# Finding the induced current in a loop and force acting on the conductor

The conductor has a velocity to the right and is part of a closed loop (see the picture). Find the direction of the induced current and the direction of the magnetic force on the conductor

There must be induced a magnetic field going into the plane of the paper to counteract the increase in flux going out of the plane of the paper. The force must be going in the opposite direction of the velocity, so using the right-hand rule: straight fingers pointing upwards through the conductor, curled fingers down and thumb to the left, giving a current going counterclockwise. Why is this not correct?

When it comes to the force, we know it must be going in the opposite direction of the conductor (Lenz' law), but what if we wanna find it using the right-hand rule? To get that right i have to use that the current goes clockwise (which is correct), but now i have to use the exterior magnetic field to get the force right? Why is this? Why do i have to use the induced magnetic field when finding the induced current, but when im finding the induced magnetic force, i have to use the exterior magnetic field. Why?

In addition, could i use that the direction of the charges is to the right, and use that to find the direction of the current? Whats the difference between a force acting on the conductor, and a force acting on electrons inside the conductor?

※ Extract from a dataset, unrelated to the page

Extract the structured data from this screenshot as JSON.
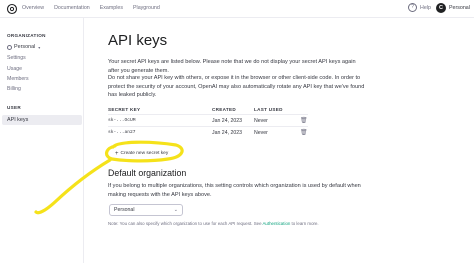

• Keep n mind that the conventional positive current is in the opposite direction of the electron flow. Also, to determine the magnitude of the induced current, you need to know the resistance of the loop. Commented Aug 29, 2020 at 14:40